Your copy of the lines below must match them exactly and contain no images.

Saved data entries
☆ ☆ ☆ ☆

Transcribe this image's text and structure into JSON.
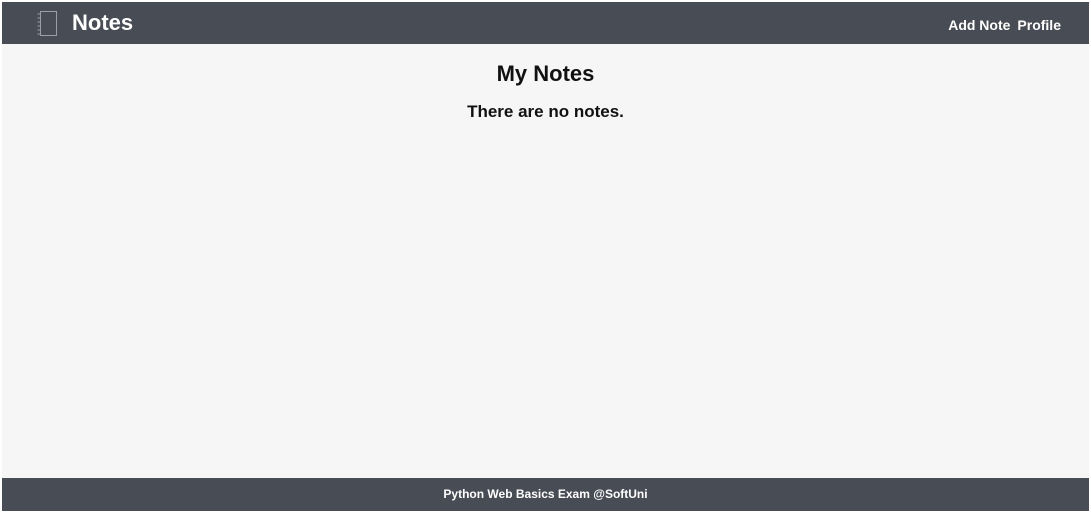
{
  "header": {
    "brand": "Notes",
    "logo_icon": "notebook-icon",
    "nav": {
      "add_note": "Add Note",
      "profile": "Profile"
    }
  },
  "main": {
    "title": "My Notes",
    "empty_message": "There are no notes."
  },
  "footer": {
    "text": "Python Web Basics Exam @SoftUni"
  },
  "colors": {
    "header_bg": "#484c55",
    "page_bg": "#f6f6f6",
    "text": "#111111"
  }
}
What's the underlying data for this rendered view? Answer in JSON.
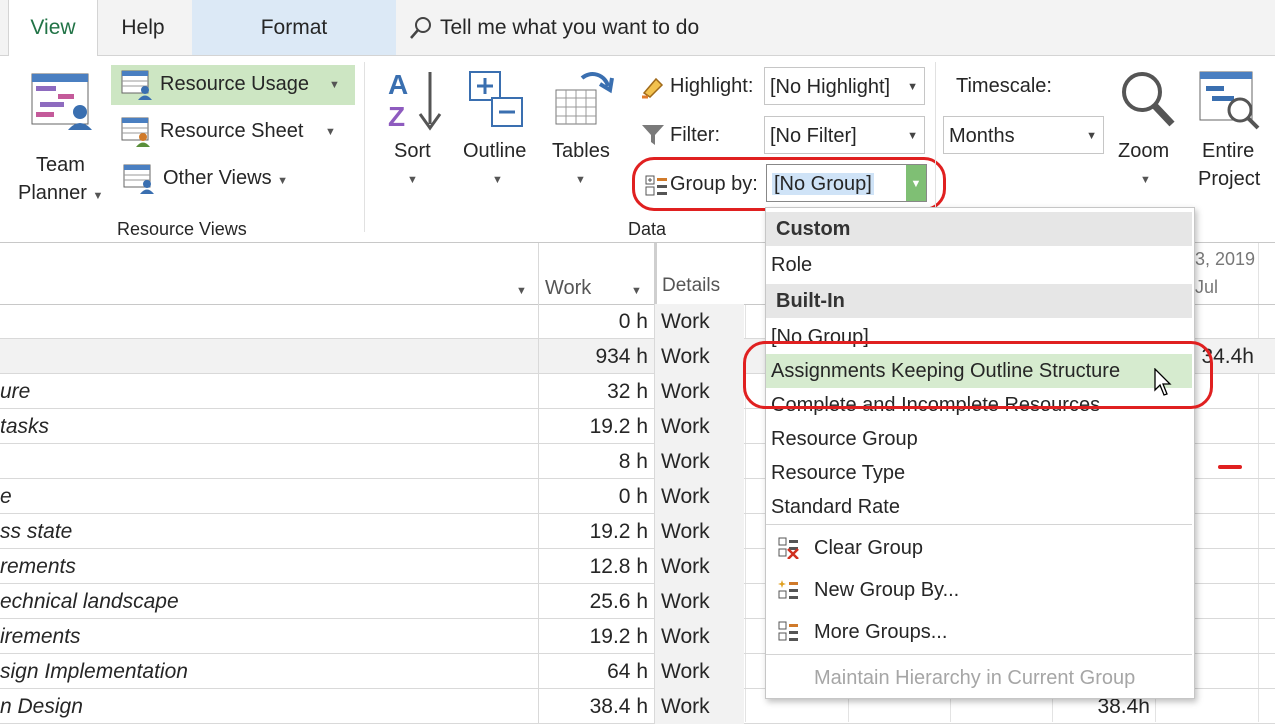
{
  "tabs": {
    "view": "View",
    "help": "Help",
    "format": "Format"
  },
  "tellme": "Tell me what you want to do",
  "ribbon": {
    "team_planner": [
      "Team",
      "Planner"
    ],
    "resource_usage": "Resource Usage",
    "resource_sheet": "Resource Sheet",
    "other_views": "Other Views",
    "group_resource_views": "Resource Views",
    "sort": "Sort",
    "outline": "Outline",
    "tables": "Tables",
    "highlight_label": "Highlight:",
    "highlight_value": "[No Highlight]",
    "filter_label": "Filter:",
    "filter_value": "[No Filter]",
    "groupby_label": "Group by:",
    "groupby_value": "[No Group]",
    "group_data": "Data",
    "timescale_label": "Timescale:",
    "timescale_value": "Months",
    "zoom": "Zoom",
    "entire_project": [
      "Entire",
      "Project"
    ]
  },
  "grid": {
    "headers": {
      "work": "Work",
      "details": "Details",
      "date": "3, 2019",
      "month": "Jul"
    },
    "rows": [
      {
        "name": "",
        "work": "0 h",
        "details": "Work",
        "t": ""
      },
      {
        "name": "",
        "work": "934 h",
        "details": "Work",
        "t": "34.4h"
      },
      {
        "name": "ure",
        "work": "32 h",
        "details": "Work",
        "t": ""
      },
      {
        "name": "tasks",
        "work": "19.2 h",
        "details": "Work",
        "t": ""
      },
      {
        "name": "",
        "work": "8 h",
        "details": "Work",
        "t": ""
      },
      {
        "name": "e",
        "work": "0 h",
        "details": "Work",
        "t": ""
      },
      {
        "name": "ss state",
        "work": "19.2 h",
        "details": "Work",
        "t": ""
      },
      {
        "name": "rements",
        "work": "12.8 h",
        "details": "Work",
        "t": ""
      },
      {
        "name": "echnical landscape",
        "work": "25.6 h",
        "details": "Work",
        "t": ""
      },
      {
        "name": "irements",
        "work": "19.2 h",
        "details": "Work",
        "t": ""
      },
      {
        "name": "sign Implementation",
        "work": "64 h",
        "details": "Work",
        "t": ""
      },
      {
        "name": "n Design",
        "work": "38.4 h",
        "details": "Work",
        "t": "38.4h"
      }
    ]
  },
  "group_dropdown": {
    "custom_header": "Custom",
    "custom_items": [
      "Role"
    ],
    "builtin_header": "Built-In",
    "builtin_items": [
      "[No Group]",
      "Assignments Keeping Outline Structure",
      "Complete and Incomplete Resources",
      "Resource Group",
      "Resource Type",
      "Standard Rate"
    ],
    "commands": {
      "clear": "Clear Group",
      "new": "New Group By...",
      "more": "More Groups...",
      "maintain": "Maintain Hierarchy in Current Group"
    }
  },
  "colors": {
    "accent_green": "#217346",
    "selected_green": "#d6ebcf",
    "highlight_ring": "#e02020",
    "format_tab": "#dce9f6"
  }
}
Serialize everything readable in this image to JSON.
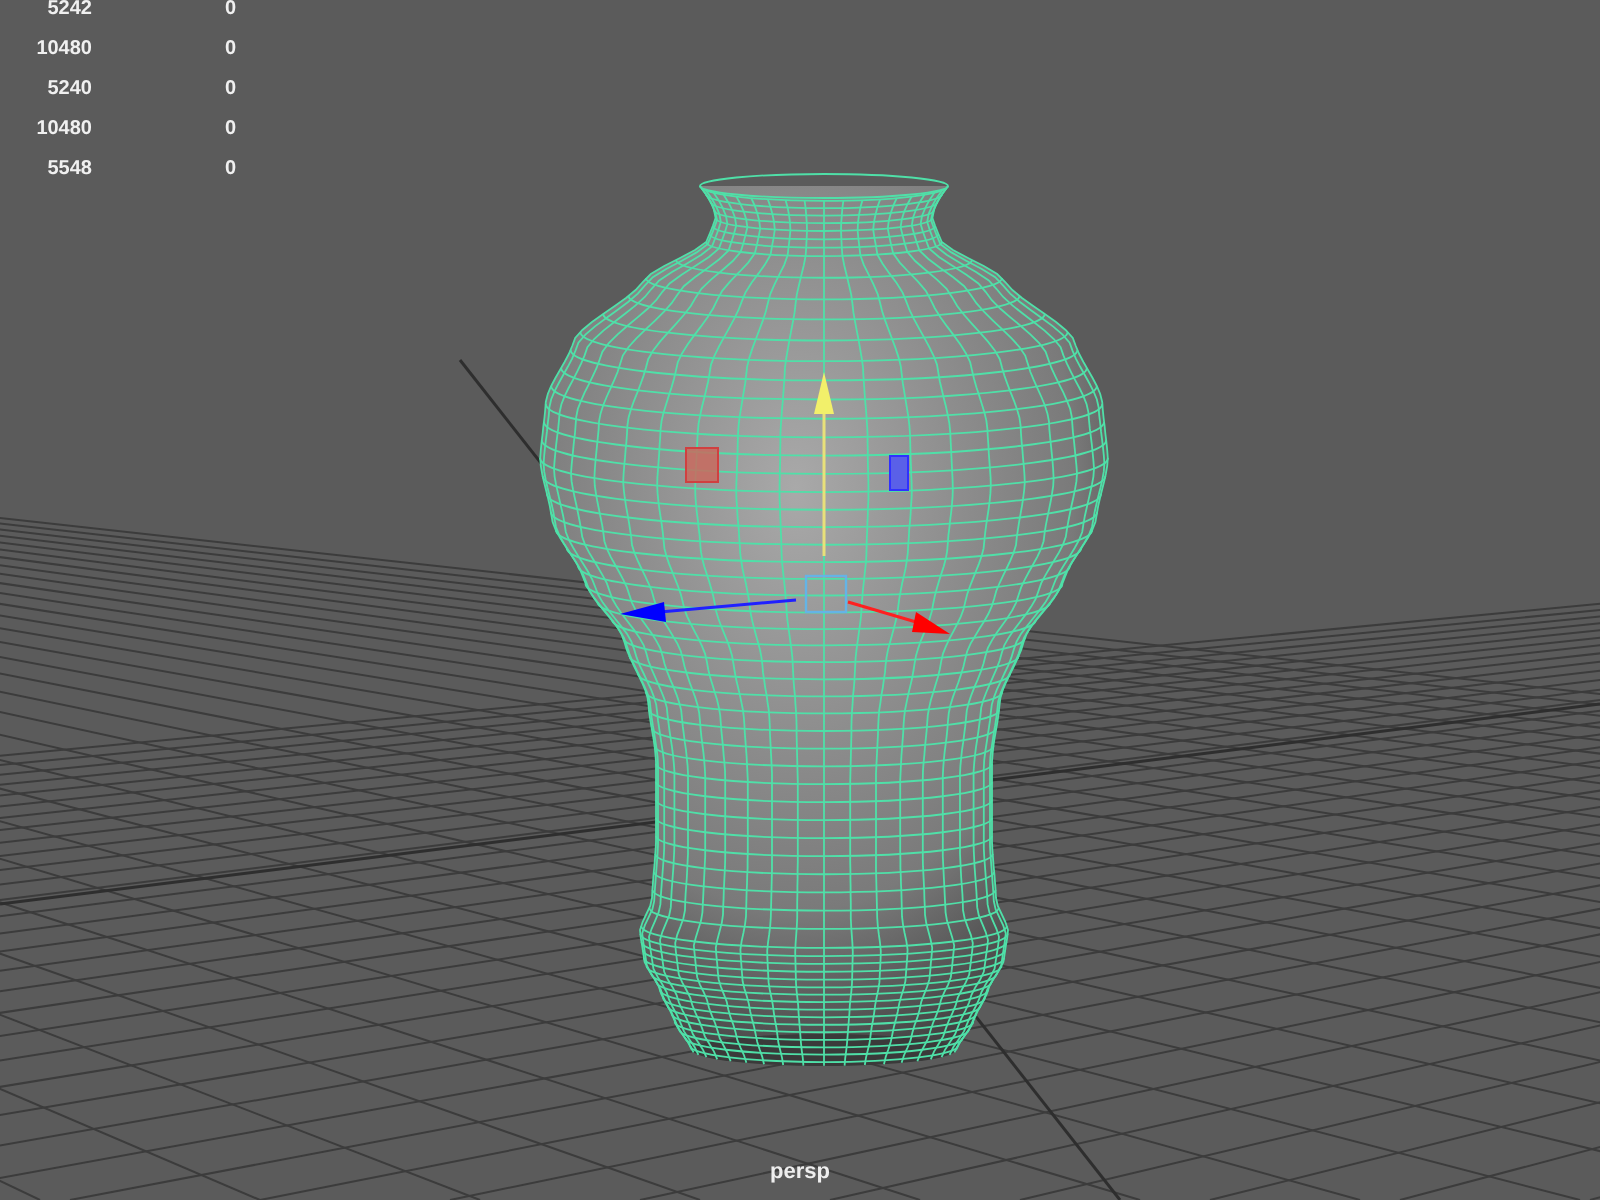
{
  "heads_up_display": {
    "rows": [
      {
        "column_1": "5242",
        "column_2": "0"
      },
      {
        "column_1": "10480",
        "column_2": "0"
      },
      {
        "column_1": "5240",
        "column_2": "0"
      },
      {
        "column_1": "10480",
        "column_2": "0"
      },
      {
        "column_1": "5548",
        "column_2": "0"
      }
    ]
  },
  "camera_label": "persp"
}
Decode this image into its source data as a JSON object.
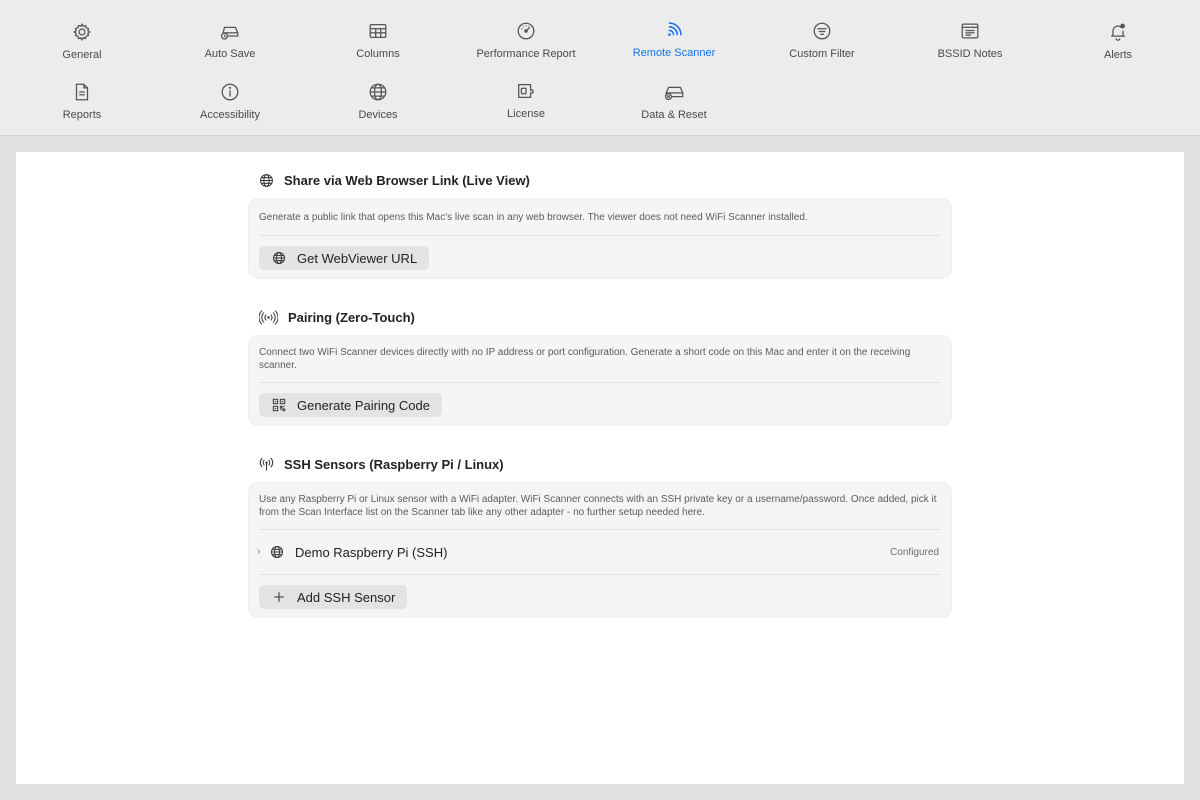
{
  "toolbar": {
    "tabs": [
      {
        "label": "General",
        "icon": "gear-icon"
      },
      {
        "label": "Auto Save",
        "icon": "drive-clock-icon"
      },
      {
        "label": "Columns",
        "icon": "table-icon"
      },
      {
        "label": "Performance Report",
        "icon": "gauge-icon"
      },
      {
        "label": "Remote Scanner",
        "icon": "wifi-signal-icon",
        "active": true
      },
      {
        "label": "Custom Filter",
        "icon": "filter-icon"
      },
      {
        "label": "BSSID Notes",
        "icon": "notes-icon"
      },
      {
        "label": "Alerts",
        "icon": "bell-icon"
      },
      {
        "label": "Reports",
        "icon": "document-icon"
      },
      {
        "label": "Accessibility",
        "icon": "accessibility-icon"
      },
      {
        "label": "Devices",
        "icon": "globe-icon"
      },
      {
        "label": "License",
        "icon": "license-icon"
      },
      {
        "label": "Data & Reset",
        "icon": "drive-reset-icon"
      }
    ],
    "accent_color": "#1a73e8"
  },
  "web_share": {
    "title": "Share via Web Browser Link (Live View)",
    "description": "Generate a public link that opens this Mac's live scan in any web browser. The viewer does not need WiFi Scanner installed.",
    "button_label": "Get WebViewer URL"
  },
  "pairing": {
    "title": "Pairing (Zero-Touch)",
    "description": "Connect two WiFi Scanner devices directly with no IP address or port configuration. Generate a short code on this Mac and enter it on the receiving scanner.",
    "button_label": "Generate Pairing Code"
  },
  "ssh": {
    "title": "SSH Sensors (Raspberry Pi / Linux)",
    "description": "Use any Raspberry Pi or Linux sensor with a WiFi adapter. WiFi Scanner connects with an SSH private key or a username/password. Once added, pick it from the Scan Interface list on the Scanner tab like any other adapter - no further setup needed here.",
    "sensor_name": "Demo Raspberry Pi (SSH)",
    "sensor_status": "Configured",
    "add_button_label": "Add SSH Sensor"
  }
}
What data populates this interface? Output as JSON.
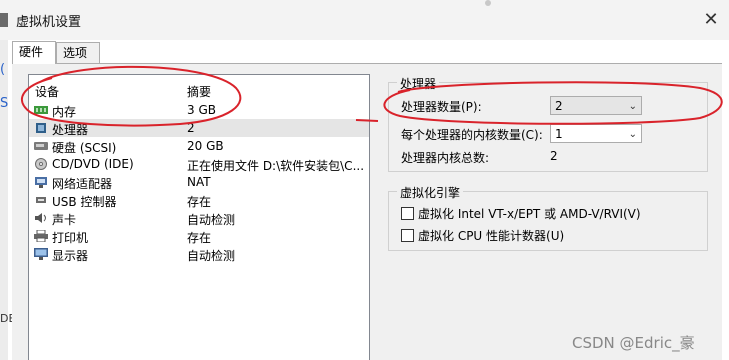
{
  "window": {
    "title": "虚拟机设置",
    "close_label": "✕"
  },
  "tabs": [
    {
      "label": "硬件",
      "active": true
    },
    {
      "label": "选项",
      "active": false
    }
  ],
  "left_edge_glyphs": [
    "(",
    "S",
    "DE"
  ],
  "device_list": {
    "header_device": "设备",
    "header_summary": "摘要",
    "rows": [
      {
        "name": "内存",
        "summary": "3 GB",
        "icon": "memory-icon",
        "selected": false
      },
      {
        "name": "处理器",
        "summary": "2",
        "icon": "processor-icon",
        "selected": true
      },
      {
        "name": "硬盘 (SCSI)",
        "summary": "20 GB",
        "icon": "harddisk-icon",
        "selected": false
      },
      {
        "name": "CD/DVD (IDE)",
        "summary": "正在使用文件 D:\\软件安装包\\C...",
        "icon": "cd-dvd-icon",
        "selected": false
      },
      {
        "name": "网络适配器",
        "summary": "NAT",
        "icon": "network-adapter-icon",
        "selected": false
      },
      {
        "name": "USB 控制器",
        "summary": "存在",
        "icon": "usb-icon",
        "selected": false
      },
      {
        "name": "声卡",
        "summary": "自动检测",
        "icon": "sound-icon",
        "selected": false
      },
      {
        "name": "打印机",
        "summary": "存在",
        "icon": "printer-icon",
        "selected": false
      },
      {
        "name": "显示器",
        "summary": "自动检测",
        "icon": "display-icon",
        "selected": false
      }
    ]
  },
  "processor": {
    "group_title": "处理器",
    "count_label": "处理器数量(P):",
    "count_value": "2",
    "cores_label": "每个处理器的内核数量(C):",
    "cores_value": "1",
    "total_label": "处理器内核总数:",
    "total_value": "2"
  },
  "virtualization": {
    "group_title": "虚拟化引擎",
    "option1": "虚拟化 Intel VT-x/EPT 或 AMD-V/RVI(V)",
    "option2": "虚拟化 CPU 性能计数器(U)"
  },
  "watermark": "CSDN @Edric_豪",
  "colors": {
    "annotation": "#d9232b",
    "selection": "#e5e5e5"
  }
}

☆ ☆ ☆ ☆

→ SOLUTION FOR THIS PROBLEM:
Transcribe this image's text and structure into JSON.
{
  "header": {
    "brand": "Notes",
    "logo_icon": "notebook-icon",
    "nav": {
      "add_note": "Add Note",
      "profile": "Profile"
    }
  },
  "main": {
    "title": "My Notes",
    "empty_message": "There are no notes."
  },
  "footer": {
    "text": "Python Web Basics Exam @SoftUni"
  },
  "colors": {
    "header_bg": "#484c55",
    "page_bg": "#f6f6f6",
    "text": "#111111"
  }
}
What's the underlying data for this rendered view? Answer in JSON.
{
  "tabs": {
    "view": "View",
    "help": "Help",
    "format": "Format"
  },
  "tellme": "Tell me what you want to do",
  "ribbon": {
    "team_planner": [
      "Team",
      "Planner"
    ],
    "resource_usage": "Resource Usage",
    "resource_sheet": "Resource Sheet",
    "other_views": "Other Views",
    "group_resource_views": "Resource Views",
    "sort": "Sort",
    "outline": "Outline",
    "tables": "Tables",
    "highlight_label": "Highlight:",
    "highlight_value": "[No Highlight]",
    "filter_label": "Filter:",
    "filter_value": "[No Filter]",
    "groupby_label": "Group by:",
    "groupby_value": "[No Group]",
    "group_data": "Data",
    "timescale_label": "Timescale:",
    "timescale_value": "Months",
    "zoom": "Zoom",
    "entire_project": [
      "Entire",
      "Project"
    ]
  },
  "grid": {
    "headers": {
      "work": "Work",
      "details": "Details",
      "date": "3, 2019",
      "month": "Jul"
    },
    "rows": [
      {
        "name": "",
        "work": "0 h",
        "details": "Work",
        "t": ""
      },
      {
        "name": "",
        "work": "934 h",
        "details": "Work",
        "t": "34.4h"
      },
      {
        "name": "ure",
        "work": "32 h",
        "details": "Work",
        "t": ""
      },
      {
        "name": "tasks",
        "work": "19.2 h",
        "details": "Work",
        "t": ""
      },
      {
        "name": "",
        "work": "8 h",
        "details": "Work",
        "t": ""
      },
      {
        "name": "e",
        "work": "0 h",
        "details": "Work",
        "t": ""
      },
      {
        "name": "ss state",
        "work": "19.2 h",
        "details": "Work",
        "t": ""
      },
      {
        "name": "rements",
        "work": "12.8 h",
        "details": "Work",
        "t": ""
      },
      {
        "name": "echnical landscape",
        "work": "25.6 h",
        "details": "Work",
        "t": ""
      },
      {
        "name": "irements",
        "work": "19.2 h",
        "details": "Work",
        "t": ""
      },
      {
        "name": "sign Implementation",
        "work": "64 h",
        "details": "Work",
        "t": ""
      },
      {
        "name": "n Design",
        "work": "38.4 h",
        "details": "Work",
        "t": "38.4h"
      }
    ]
  },
  "group_dropdown": {
    "custom_header": "Custom",
    "custom_items": [
      "Role"
    ],
    "builtin_header": "Built-In",
    "builtin_items": [
      "[No Group]",
      "Assignments Keeping Outline Structure",
      "Complete and Incomplete Resources",
      "Resource Group",
      "Resource Type",
      "Standard Rate"
    ],
    "commands": {
      "clear": "Clear Group",
      "new": "New Group By...",
      "more": "More Groups...",
      "maintain": "Maintain Hierarchy in Current Group"
    }
  },
  "colors": {
    "accent_green": "#217346",
    "selected_green": "#d6ebcf",
    "highlight_ring": "#e02020",
    "format_tab": "#dce9f6"
  }
}
Serialize everything readable in this image to JSON.
{
  "heads_up_display": {
    "rows": [
      {
        "column_1": "5242",
        "column_2": "0"
      },
      {
        "column_1": "10480",
        "column_2": "0"
      },
      {
        "column_1": "5240",
        "column_2": "0"
      },
      {
        "column_1": "10480",
        "column_2": "0"
      },
      {
        "column_1": "5548",
        "column_2": "0"
      }
    ]
  },
  "camera_label": "persp"
}
Decode this image into its source data as a JSON object.
{
  "toolbar": {
    "tabs": [
      {
        "label": "General",
        "icon": "gear-icon"
      },
      {
        "label": "Auto Save",
        "icon": "drive-clock-icon"
      },
      {
        "label": "Columns",
        "icon": "table-icon"
      },
      {
        "label": "Performance Report",
        "icon": "gauge-icon"
      },
      {
        "label": "Remote Scanner",
        "icon": "wifi-signal-icon",
        "active": true
      },
      {
        "label": "Custom Filter",
        "icon": "filter-icon"
      },
      {
        "label": "BSSID Notes",
        "icon": "notes-icon"
      },
      {
        "label": "Alerts",
        "icon": "bell-icon"
      },
      {
        "label": "Reports",
        "icon": "document-icon"
      },
      {
        "label": "Accessibility",
        "icon": "accessibility-icon"
      },
      {
        "label": "Devices",
        "icon": "globe-icon"
      },
      {
        "label": "License",
        "icon": "license-icon"
      },
      {
        "label": "Data & Reset",
        "icon": "drive-reset-icon"
      }
    ],
    "accent_color": "#1a73e8"
  },
  "web_share": {
    "title": "Share via Web Browser Link (Live View)",
    "description": "Generate a public link that opens this Mac's live scan in any web browser. The viewer does not need WiFi Scanner installed.",
    "button_label": "Get WebViewer URL"
  },
  "pairing": {
    "title": "Pairing (Zero-Touch)",
    "description": "Connect two WiFi Scanner devices directly with no IP address or port configuration. Generate a short code on this Mac and enter it on the receiving scanner.",
    "button_label": "Generate Pairing Code"
  },
  "ssh": {
    "title": "SSH Sensors (Raspberry Pi / Linux)",
    "description": "Use any Raspberry Pi or Linux sensor with a WiFi adapter. WiFi Scanner connects with an SSH private key or a username/password. Once added, pick it from the Scan Interface list on the Scanner tab like any other adapter - no further setup needed here.",
    "sensor_name": "Demo Raspberry Pi (SSH)",
    "sensor_status": "Configured",
    "add_button_label": "Add SSH Sensor"
  }
}
What data populates this interface? Output as JSON.
{
  "window": {
    "title": "虚拟机设置",
    "close_label": "✕"
  },
  "tabs": [
    {
      "label": "硬件",
      "active": true
    },
    {
      "label": "选项",
      "active": false
    }
  ],
  "left_edge_glyphs": [
    "(",
    "S",
    "DE"
  ],
  "device_list": {
    "header_device": "设备",
    "header_summary": "摘要",
    "rows": [
      {
        "name": "内存",
        "summary": "3 GB",
        "icon": "memory-icon",
        "selected": false
      },
      {
        "name": "处理器",
        "summary": "2",
        "icon": "processor-icon",
        "selected": true
      },
      {
        "name": "硬盘 (SCSI)",
        "summary": "20 GB",
        "icon": "harddisk-icon",
        "selected": false
      },
      {
        "name": "CD/DVD (IDE)",
        "summary": "正在使用文件 D:\\软件安装包\\C...",
        "icon": "cd-dvd-icon",
        "selected": false
      },
      {
        "name": "网络适配器",
        "summary": "NAT",
        "icon": "network-adapter-icon",
        "selected": false
      },
      {
        "name": "USB 控制器",
        "summary": "存在",
        "icon": "usb-icon",
        "selected": false
      },
      {
        "name": "声卡",
        "summary": "自动检测",
        "icon": "sound-icon",
        "selected": false
      },
      {
        "name": "打印机",
        "summary": "存在",
        "icon": "printer-icon",
        "selected": false
      },
      {
        "name": "显示器",
        "summary": "自动检测",
        "icon": "display-icon",
        "selected": false
      }
    ]
  },
  "processor": {
    "group_title": "处理器",
    "count_label": "处理器数量(P):",
    "count_value": "2",
    "cores_label": "每个处理器的内核数量(C):",
    "cores_value": "1",
    "total_label": "处理器内核总数:",
    "total_value": "2"
  },
  "virtualization": {
    "group_title": "虚拟化引擎",
    "option1": "虚拟化 Intel VT-x/EPT 或 AMD-V/RVI(V)",
    "option2": "虚拟化 CPU 性能计数器(U)"
  },
  "watermark": "CSDN @Edric_豪",
  "colors": {
    "annotation": "#d9232b",
    "selection": "#e5e5e5"
  }
}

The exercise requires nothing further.